### [TASK TO COMPLETE]
Examine the records and identify each line that includes the string "counts". Copy those lines.

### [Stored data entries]
—————

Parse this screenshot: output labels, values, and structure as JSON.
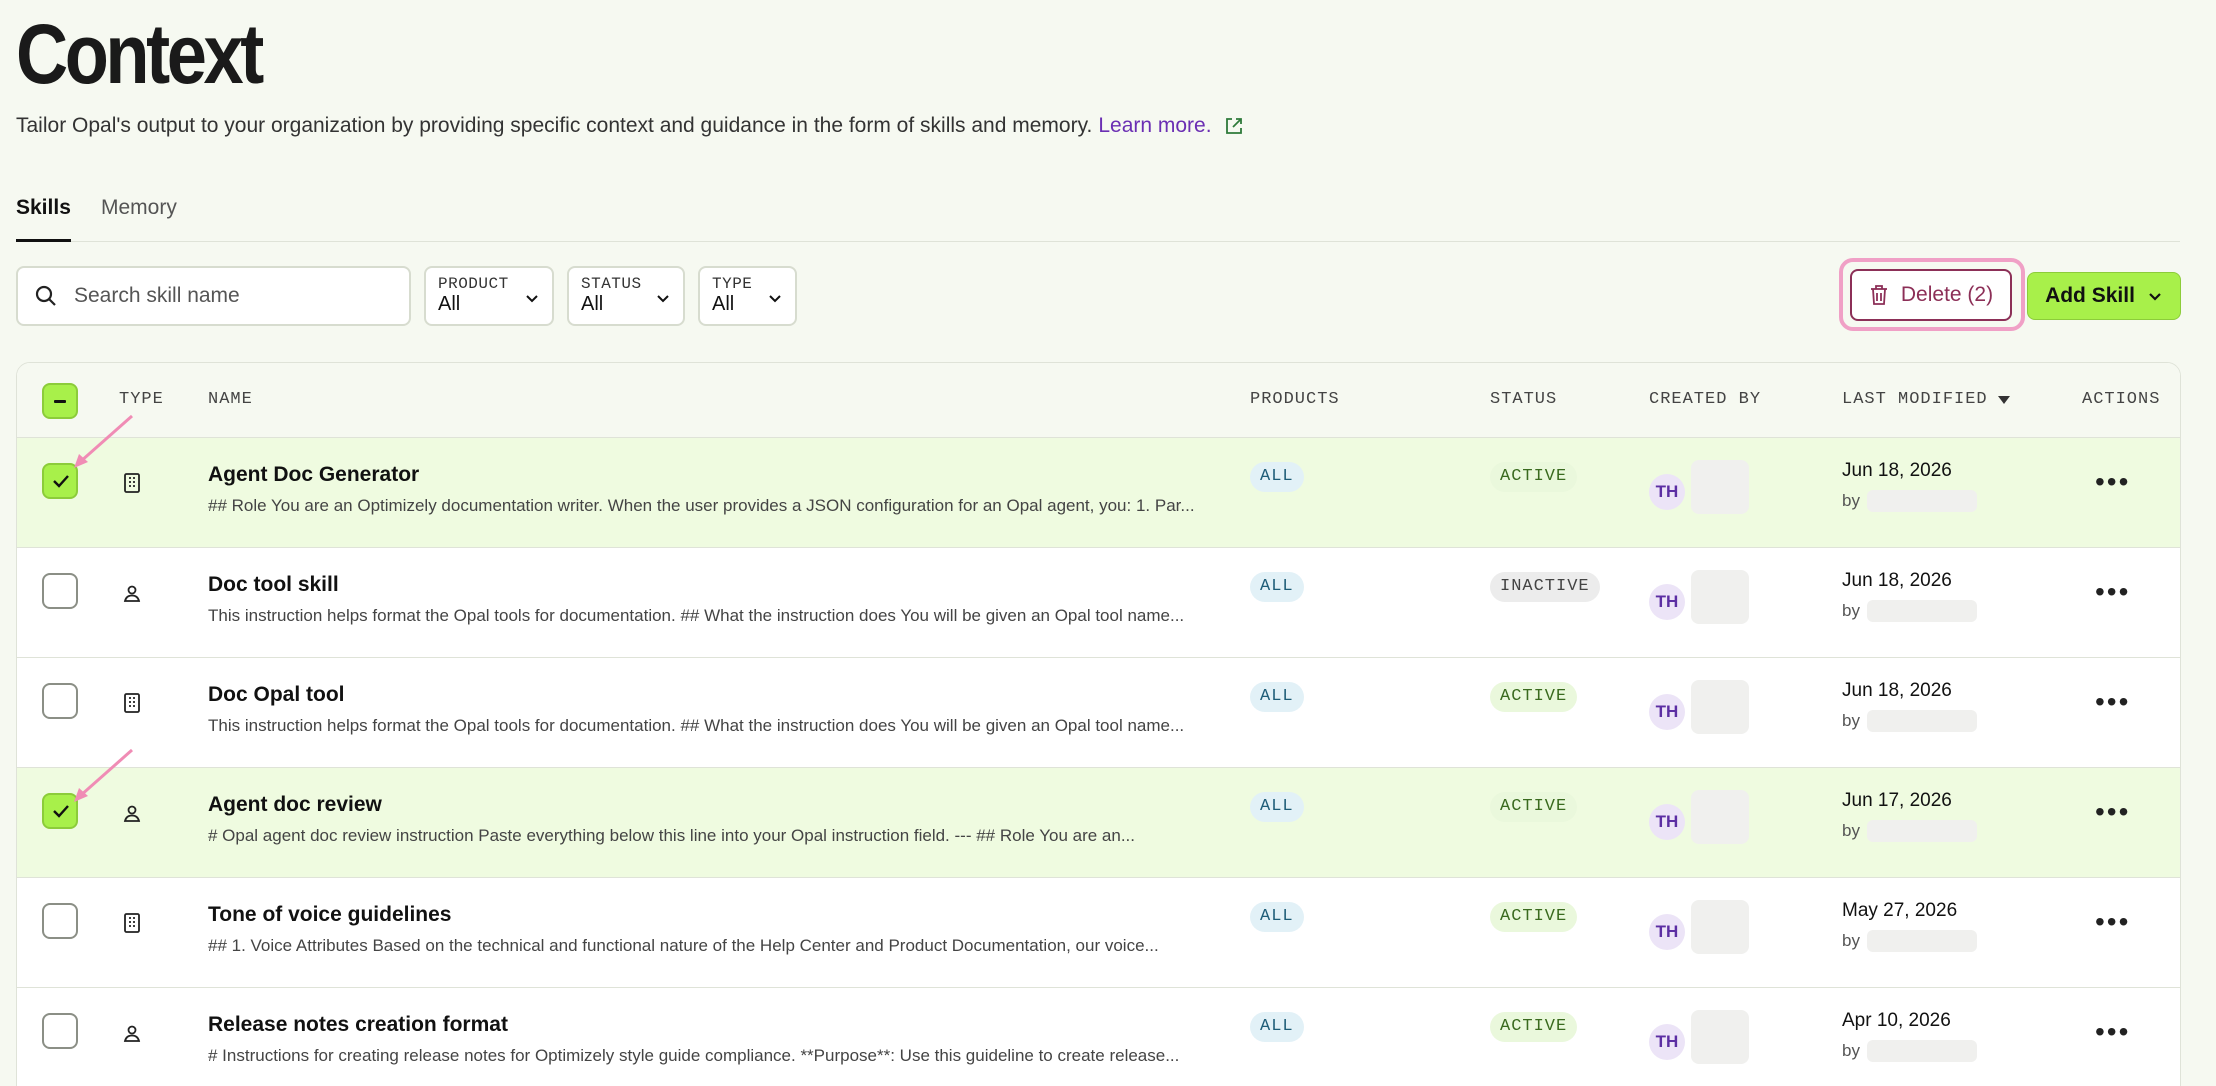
{
  "page": {
    "title": "Context",
    "subtitle": "Tailor Opal's output to your organization by providing specific context and guidance in the form of skills and memory.",
    "learn_more": "Learn more."
  },
  "tabs": [
    {
      "label": "Skills",
      "active": true
    },
    {
      "label": "Memory",
      "active": false
    }
  ],
  "search": {
    "placeholder": "Search skill name",
    "icon": "search-icon"
  },
  "filters": [
    {
      "label": "PRODUCT",
      "value": "All"
    },
    {
      "label": "STATUS",
      "value": "All"
    },
    {
      "label": "TYPE",
      "value": "All"
    }
  ],
  "toolbar": {
    "delete_label": "Delete (2)",
    "add_label": "Add Skill"
  },
  "table": {
    "headers": {
      "type": "TYPE",
      "name": "NAME",
      "products": "PRODUCTS",
      "status": "STATUS",
      "created_by": "CREATED BY",
      "last_modified": "LAST MODIFIED",
      "actions": "ACTIONS"
    },
    "rows": [
      {
        "selected": true,
        "type_icon": "building-icon",
        "name": "Agent Doc Generator",
        "description": "## Role You are an Optimizely documentation writer. When the user provides a JSON configuration for an Opal agent, you: 1. Par...",
        "product": "ALL",
        "status": "ACTIVE",
        "creator_initials": "TH",
        "date": "Jun 18, 2026",
        "by": "by"
      },
      {
        "selected": false,
        "type_icon": "user-icon",
        "name": "Doc tool skill",
        "description": "This instruction helps format the Opal tools for documentation. ## What the instruction does You will be given an Opal tool name...",
        "product": "ALL",
        "status": "INACTIVE",
        "creator_initials": "TH",
        "date": "Jun 18, 2026",
        "by": "by"
      },
      {
        "selected": false,
        "type_icon": "building-icon",
        "name": "Doc Opal tool",
        "description": "This instruction helps format the Opal tools for documentation. ## What the instruction does You will be given an Opal tool name...",
        "product": "ALL",
        "status": "ACTIVE",
        "creator_initials": "TH",
        "date": "Jun 18, 2026",
        "by": "by"
      },
      {
        "selected": true,
        "type_icon": "user-icon",
        "name": "Agent doc review",
        "description": "# Opal agent doc review instruction Paste everything below this line into your Opal instruction field. --- ## Role You are an...",
        "product": "ALL",
        "status": "ACTIVE",
        "creator_initials": "TH",
        "date": "Jun 17, 2026",
        "by": "by"
      },
      {
        "selected": false,
        "type_icon": "building-icon",
        "name": "Tone of voice guidelines",
        "description": "## 1. Voice Attributes Based on the technical and functional nature of the Help Center and Product Documentation, our voice...",
        "product": "ALL",
        "status": "ACTIVE",
        "creator_initials": "TH",
        "date": "May 27, 2026",
        "by": "by"
      },
      {
        "selected": false,
        "type_icon": "user-icon",
        "name": "Release notes creation format",
        "description": "# Instructions for creating release notes for Optimizely style guide compliance. **Purpose**: Use this guideline to create release...",
        "product": "ALL",
        "status": "ACTIVE",
        "creator_initials": "TH",
        "date": "Apr 10, 2026",
        "by": "by"
      }
    ]
  },
  "colors": {
    "accent_green": "#a8f04a",
    "delete_red": "#8c2f57",
    "highlight_pink": "#f0a0c6",
    "link_purple": "#6b2fb3"
  }
}
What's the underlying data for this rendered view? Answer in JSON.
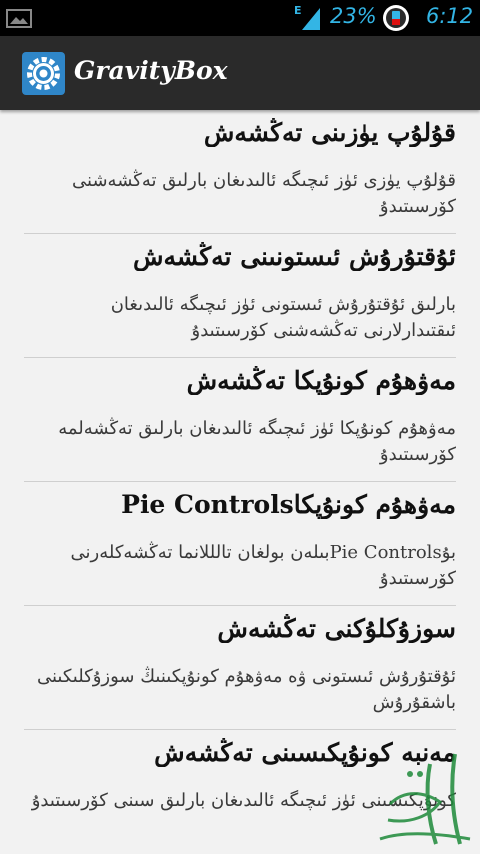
{
  "status_bar": {
    "network_label": "E",
    "battery_percent": "23%",
    "time": "6:12",
    "accent_color": "#33b5e5"
  },
  "action_bar": {
    "app_title": "GravityBox",
    "icon": "settings-gear-icon"
  },
  "list": [
    {
      "title": "قۇلۇپ يۈزىنى تەڭشەش",
      "summary": "قۇلۇپ يۈزى ئۈز ئىچىگە ئالىدىغان بارلىق تەڭشەشنى كۆرسىتىدۇ"
    },
    {
      "title": "ئۇقتۇرۇش ئىستونىنى تەڭشەش",
      "summary": "بارلىق ئۇقتۇرۇش ئىستونى ئۈز ئىچىگە ئالىدىغان ئىقتىدارلارنى تەڭشەشنى كۆرسىتىدۇ"
    },
    {
      "title": "مەۋھۇم كونۇپكا تەڭشەش",
      "summary": "مەۋھۇم كونۇپكا ئۈز ئىچىگە ئالىدىغان بارلىق تەڭشەلمە كۆرسىتىدۇ"
    },
    {
      "title": "مەۋھۇم كونۇپكاPie Controls",
      "summary": "بۇPie Controlsبىلەن بولغان تالللانما تەڭشەكلەرنى كۆرسىتىدۇ"
    },
    {
      "title": "سوزۇكلۇكنى تەڭشەش",
      "summary": "ئۇقتۇرۇش ئىستونى ۋە مەۋھۇم كونۇپكىنىڭ سوزۇكلىكىنى باشقۇرۇش"
    },
    {
      "title": "مەنبە كونۇپكىسىنى تەڭشەش",
      "summary": "كونۇپكىسىنى ئۈز ئىچىگە ئالىدىغان بارلىق سىنى كۆرسىتىدۇ"
    }
  ]
}
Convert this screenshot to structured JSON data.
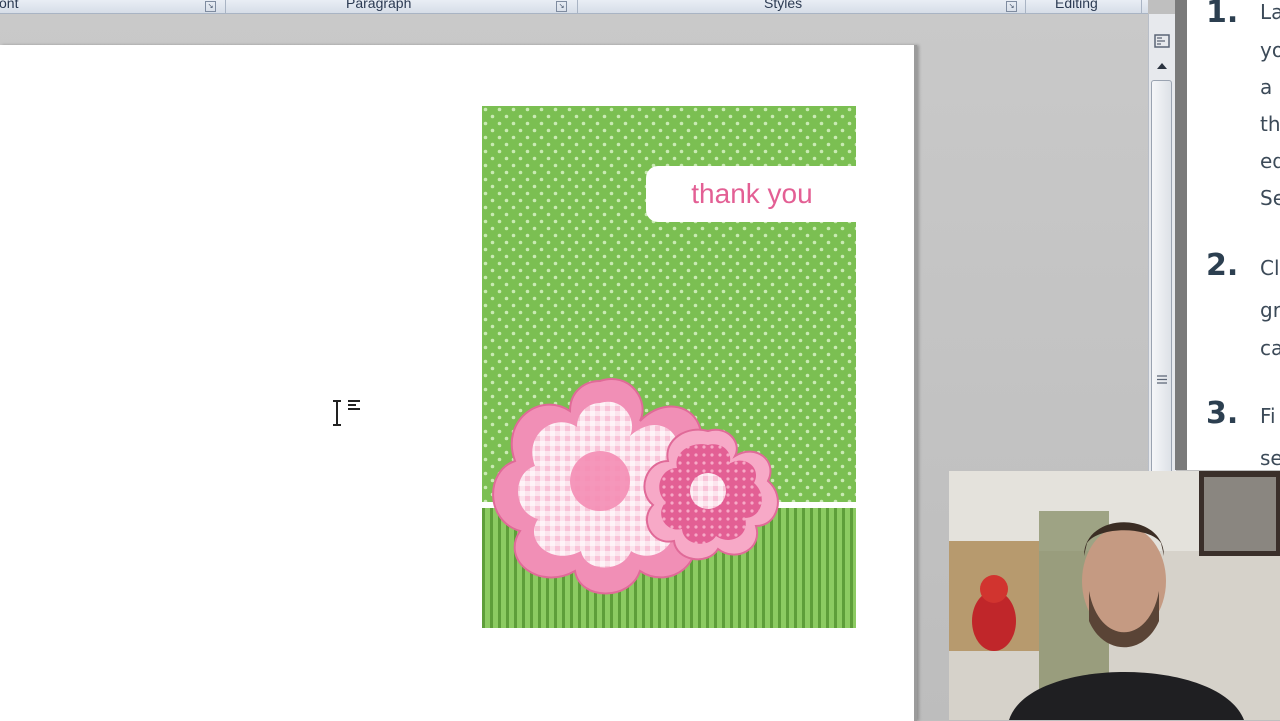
{
  "ribbon": {
    "groups": [
      {
        "name": "Font",
        "label": "ont"
      },
      {
        "name": "Paragraph",
        "label": "Paragraph"
      },
      {
        "name": "Styles",
        "label": "Styles"
      },
      {
        "name": "Editing",
        "label": "Editing"
      }
    ],
    "launcher_glyph": "↘"
  },
  "card": {
    "text": "thank you",
    "colors": {
      "green": "#7bbf52",
      "dot": "#c9eab3",
      "stripe_dark": "#5e9e3a",
      "pink": "#e35f94",
      "pink_light": "#f7a9c7",
      "label_bg": "#ffffff"
    }
  },
  "scrollbar": {
    "ruler_icon": "view-ruler-icon"
  },
  "instructions": {
    "items": [
      {
        "number": "1.",
        "lines": [
          "La",
          "yo",
          "a",
          "th",
          "ed",
          "Se"
        ]
      },
      {
        "number": "2.",
        "lines": [
          "Cl",
          "gr",
          "ca"
        ]
      },
      {
        "number": "3.",
        "lines": [
          "Fi",
          "se"
        ]
      }
    ]
  }
}
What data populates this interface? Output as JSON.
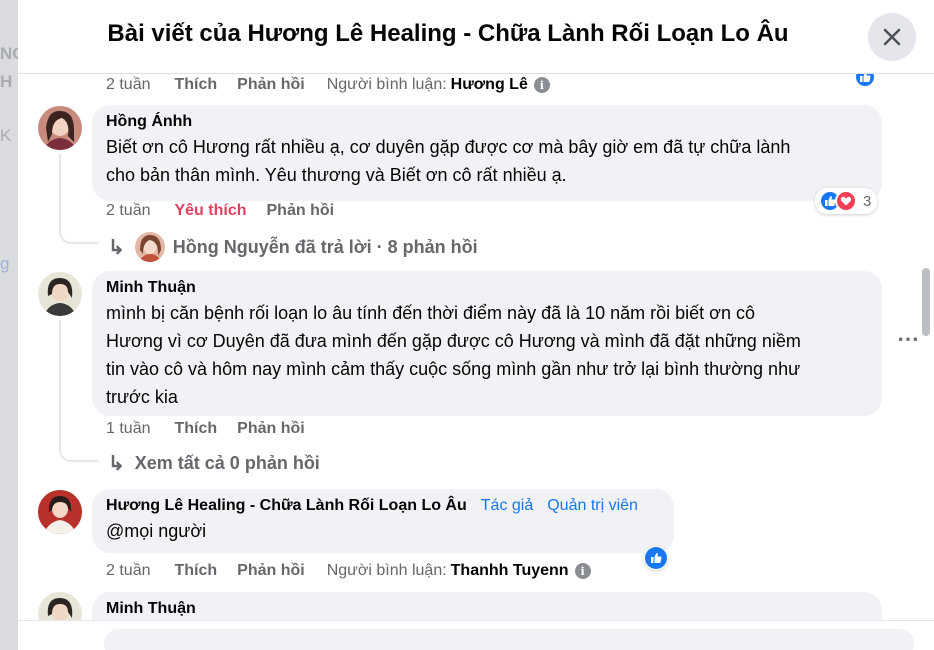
{
  "dialog": {
    "title": "Bài viết của Hương Lê Healing - Chữa Lành Rối Loạn Lo Âu"
  },
  "backdrop": {
    "fragments": [
      "NG",
      "H",
      "K",
      "g"
    ]
  },
  "comments": [
    {
      "time": "2 tuần",
      "like_label": "Thích",
      "reply_label": "Phản hồi",
      "commenter_prefix": "Người bình luận:",
      "commenter_name": "Hương Lê"
    },
    {
      "author": "Hồng Ánhh",
      "text_line1": "Biết ơn cô Hương rất nhiều ạ, cơ duyên gặp được cơ mà bây giờ em đã tự chữa lành",
      "text_line2": "cho bản thân mình. Yêu thương và Biết ơn cô rất nhiều ạ.",
      "time": "2 tuần",
      "reaction_label": "Yêu thích",
      "reply_label": "Phản hồi",
      "reaction_count": "3",
      "replies_text": "Hồng Nguyễn đã trả lời · 8 phản hồi"
    },
    {
      "author": "Minh Thuận",
      "text_line1": "mình bị căn bệnh rối loạn lo âu tính đến thời điểm này đã là 10 năm rồi biết ơn cô",
      "text_line2": "Hương vì cơ Duyên đã đưa mình đến gặp được cô Hương và mình đã đặt những niềm",
      "text_line3": "tin vào cô và hôm nay mình cảm thấy cuộc sống mình gần như trở lại bình thường như",
      "text_line4": "trước kia",
      "time": "1 tuần",
      "like_label": "Thích",
      "reply_label": "Phản hồi",
      "replies_text": "Xem tất cả 0 phản hồi",
      "more_icon": "⋯"
    },
    {
      "author": "Hương Lê Healing - Chữa Lành Rối Loạn Lo Âu",
      "tag_author": "Tác giả",
      "tag_admin": "Quản trị viên",
      "text": "@mọi người",
      "time": "2 tuần",
      "like_label": "Thích",
      "reply_label": "Phản hồi",
      "commenter_prefix": "Người bình luận:",
      "commenter_name": "Thanhh Tuyenn"
    },
    {
      "author": "Minh Thuận"
    }
  ],
  "colors": {
    "like_blue": "#1877f2",
    "love_red": "#f33e58",
    "love_text": "#e4405f",
    "secondary_text": "#65676b",
    "bubble_bg": "#f0f2f5"
  }
}
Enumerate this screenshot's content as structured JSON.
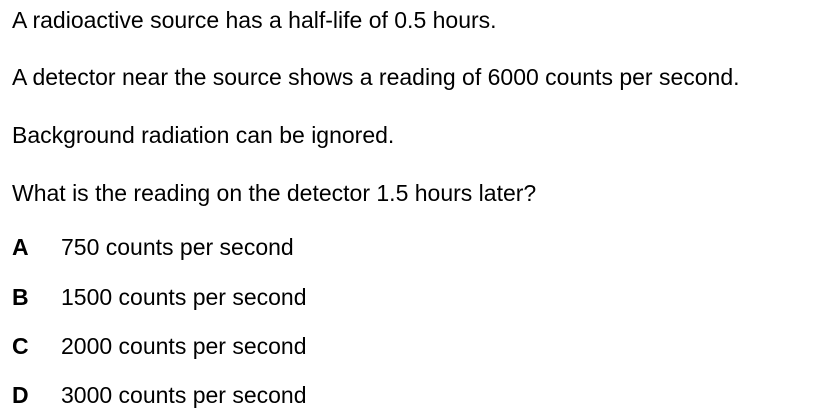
{
  "question": {
    "stem_lines": [
      "A radioactive source has a half-life of 0.5 hours.",
      "A detector near the source shows a reading of 6000 counts per second.",
      "Background radiation can be ignored.",
      "What is the reading on the detector 1.5 hours later?"
    ],
    "options": [
      {
        "letter": "A",
        "text": "750 counts per second"
      },
      {
        "letter": "B",
        "text": "1500 counts per second"
      },
      {
        "letter": "C",
        "text": "2000 counts per second"
      },
      {
        "letter": "D",
        "text": "3000 counts per second"
      }
    ]
  }
}
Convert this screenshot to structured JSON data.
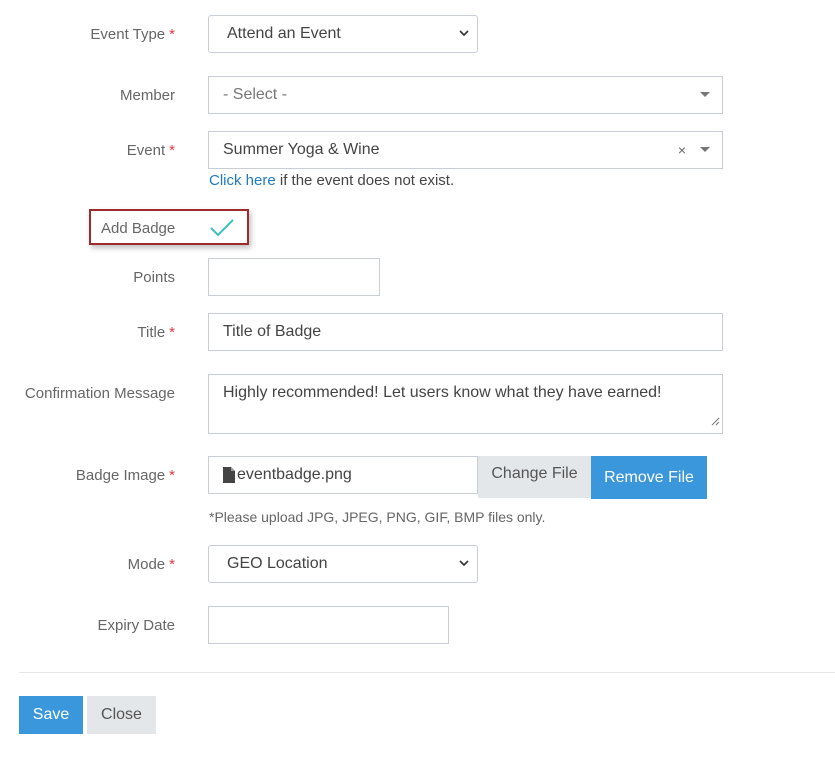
{
  "form": {
    "required_mark": "*",
    "event_type": {
      "label": "Event Type",
      "value": "Attend an Event"
    },
    "member": {
      "label": "Member",
      "value": "- Select -"
    },
    "event": {
      "label": "Event",
      "value": "Summer Yoga & Wine",
      "clear": "×",
      "help_link": "Click here",
      "help_text": " if the event does not exist."
    },
    "add_badge": {
      "label": "Add Badge",
      "checked": true
    },
    "points": {
      "label": "Points",
      "value": ""
    },
    "title": {
      "label": "Title",
      "value": "Title of Badge"
    },
    "confirmation": {
      "label": "Confirmation Message",
      "value": "Highly recommended! Let users know what they have earned!"
    },
    "badge_image": {
      "label": "Badge Image",
      "file_name": "eventbadge.png",
      "change_label": "Change File",
      "remove_label": "Remove File",
      "hint": "*Please upload JPG, JPEG, PNG, GIF, BMP files only."
    },
    "mode": {
      "label": "Mode",
      "value": "GEO Location"
    },
    "expiry": {
      "label": "Expiry Date",
      "value": ""
    }
  },
  "actions": {
    "save_label": "Save",
    "close_label": "Close"
  },
  "colors": {
    "accent": "#3b97dc",
    "check": "#3bbfbf",
    "required": "#e0383e",
    "highlight_border": "#9e2b2b"
  }
}
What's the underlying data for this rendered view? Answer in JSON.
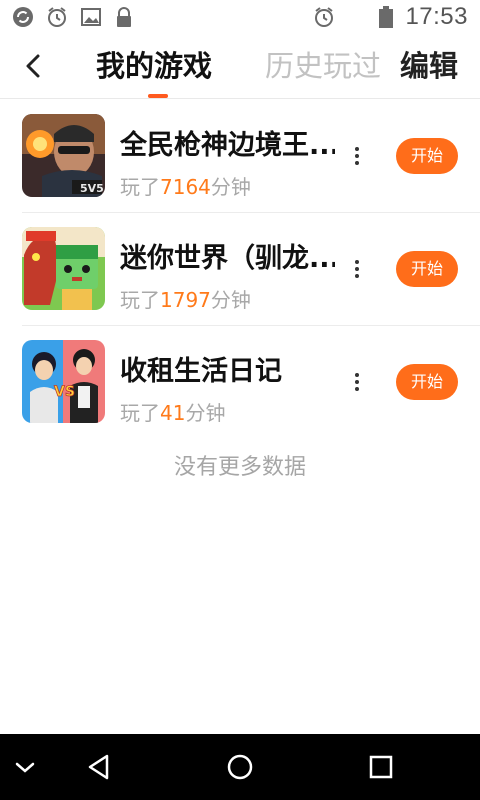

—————

### [RESULT BELOW]
      "A detector near the source shows a reading of 6000 counts per second.",
        "text": "750 counts per second"
        "text": "1500 counts per second"
        "text": "2000 counts per second"
        "text": "3000 counts per second"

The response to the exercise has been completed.